Teenagers will love the look of this retro lamp and it's fascinating to make. Start with paper cups from the recycling bin and staple them together one at a time. A perfect sphere is the inevitable result. One of nature's most stable shapes, the sphere lamp shade is surprisingly sturdy!
What You Do:
- Find the cups. Children can collect them all at once during a party or save them from the recycling bin a few at a time. The colors and patterns can vary (they won't show) but the cups must all be the same size. The larger the mouth of the cup, the larger the globe.
- Rinse and dry. Discard any cups with stains on the inside. When you have at least 200, it's time to build!
- Start with 7 cups. Choose one as the center. Align the mouth and bottom of the second cup and staple the two cups together, as close to the bottom as possible. Staple the 3rd, 4th, 5th, 6th and 7th cups the same way. You should have what looks like a flower with six petals.
- Build out, one cup at a time. Choose one of the "petals" to become the center of the next "flower." Notice how it already had three "petals"? Add three more, the same way: align tops and bottoms, then staple near the bottom. Believe it or not, that's it! Keep adding three cups to a center to fill in the globe. Leave one round hole to fit the lamp fixture through.
- Add a star-shaped web of cord to hang the globe. Staple the end of a length of cord into the bottom of a cup at the edge of the hole. Bring it straight across the hole, move over one cup and staple cord near the bottom. bring the cord up, straight across, over one cup, and staple again. Repeat until the cord is stapled inside each of the edge cups. Tie a knot next to the last staple.
- Add the lamp or hang it as is. Fit the lamp fixture through the center of the web and let the cords hold the shade in place. Safety note: only compact fluorescent bulbs should be used for this project. Incandescent and especially halogen bulbs will overheat and could cause a fire.
*What is a sphere? A sphere shape has perfectly round surface with no faces (flat areas.) The globe lamp is not a true sphere, because the mouths of the cups form faces. Even so, it shares many of the same properties.
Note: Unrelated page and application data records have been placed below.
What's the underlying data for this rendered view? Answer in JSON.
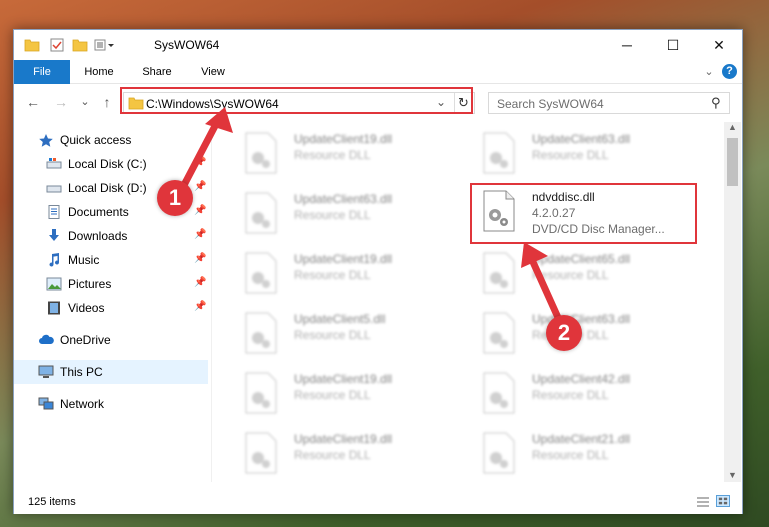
{
  "window": {
    "title": "SysWOW64",
    "minimize_symbol": "─",
    "maximize_symbol": "☐",
    "close_symbol": "✕"
  },
  "ribbon": {
    "tabs": [
      "File",
      "Home",
      "Share",
      "View"
    ],
    "expand_symbol": "⌄",
    "help_symbol": "?"
  },
  "address": {
    "path": "C:\\Windows\\SysWOW64",
    "dropdown_symbol": "⌄",
    "refresh_symbol": "↻"
  },
  "search": {
    "placeholder": "Search SysWOW64",
    "icon_symbol": "⚲"
  },
  "nav_buttons": {
    "back": "←",
    "forward": "→",
    "recent": "⌄",
    "up": "↑"
  },
  "nav": {
    "items": [
      {
        "label": "Quick access",
        "icon": "star-icon"
      },
      {
        "label": "Local Disk (C:)",
        "icon": "drive-icon",
        "pinned": true
      },
      {
        "label": "Local Disk (D:)",
        "icon": "drive-icon",
        "pinned": true
      },
      {
        "label": "Documents",
        "icon": "documents-icon",
        "pinned": true
      },
      {
        "label": "Downloads",
        "icon": "download-icon",
        "pinned": true
      },
      {
        "label": "Music",
        "icon": "music-icon",
        "pinned": true
      },
      {
        "label": "Pictures",
        "icon": "pictures-icon",
        "pinned": true
      },
      {
        "label": "Videos",
        "icon": "videos-icon",
        "pinned": true
      },
      {
        "label": "OneDrive",
        "icon": "cloud-icon"
      },
      {
        "label": "This PC",
        "icon": "computer-icon"
      },
      {
        "label": "Network",
        "icon": "network-icon"
      }
    ],
    "pin_symbol": "📌"
  },
  "files": {
    "left": [
      {
        "name": "UpdateClient19.dll",
        "desc": "Resource DLL"
      },
      {
        "name": "UpdateClient63.dll",
        "desc": "Resource DLL"
      },
      {
        "name": "UpdateClient19.dll",
        "desc": "Resource DLL"
      },
      {
        "name": "UpdateClient5.dll",
        "desc": "Resource DLL"
      },
      {
        "name": "UpdateClient19.dll",
        "desc": "Resource DLL"
      },
      {
        "name": "UpdateClient19.dll",
        "desc": "Resource DLL"
      }
    ],
    "right": [
      {
        "name": "UpdateClient63.dll",
        "desc": "Resource DLL"
      },
      {
        "name": "ndvddisc.dll",
        "version": "4.2.0.27",
        "desc": "DVD/CD Disc Manager..."
      },
      {
        "name": "UpdateClient65.dll",
        "desc": "Resource DLL"
      },
      {
        "name": "UpdateClient63.dll",
        "desc": "Resource DLL"
      },
      {
        "name": "UpdateClient42.dll",
        "desc": "Resource DLL"
      },
      {
        "name": "UpdateClient21.dll",
        "desc": "Resource DLL"
      }
    ]
  },
  "status": {
    "item_count": "125 items"
  },
  "annotations": {
    "step1": "1",
    "step2": "2",
    "color": "#e0353b"
  },
  "colors": {
    "ribbon_file_tab": "#1979ca",
    "selected_nav": "#cce8ff",
    "highlight": "#e0353b"
  }
}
It's strong. In nature, the sphere shape may help deep sea creatures cope with the intense pressure on the ocean floor. In 1930, sea explorers used a sphere shape for the first submersible craft, the Bathysphere.
It's big inside! A sphere has the most interior volume with the least surface area. This property helps the lamp fixture stay cool inside the paper cup globe.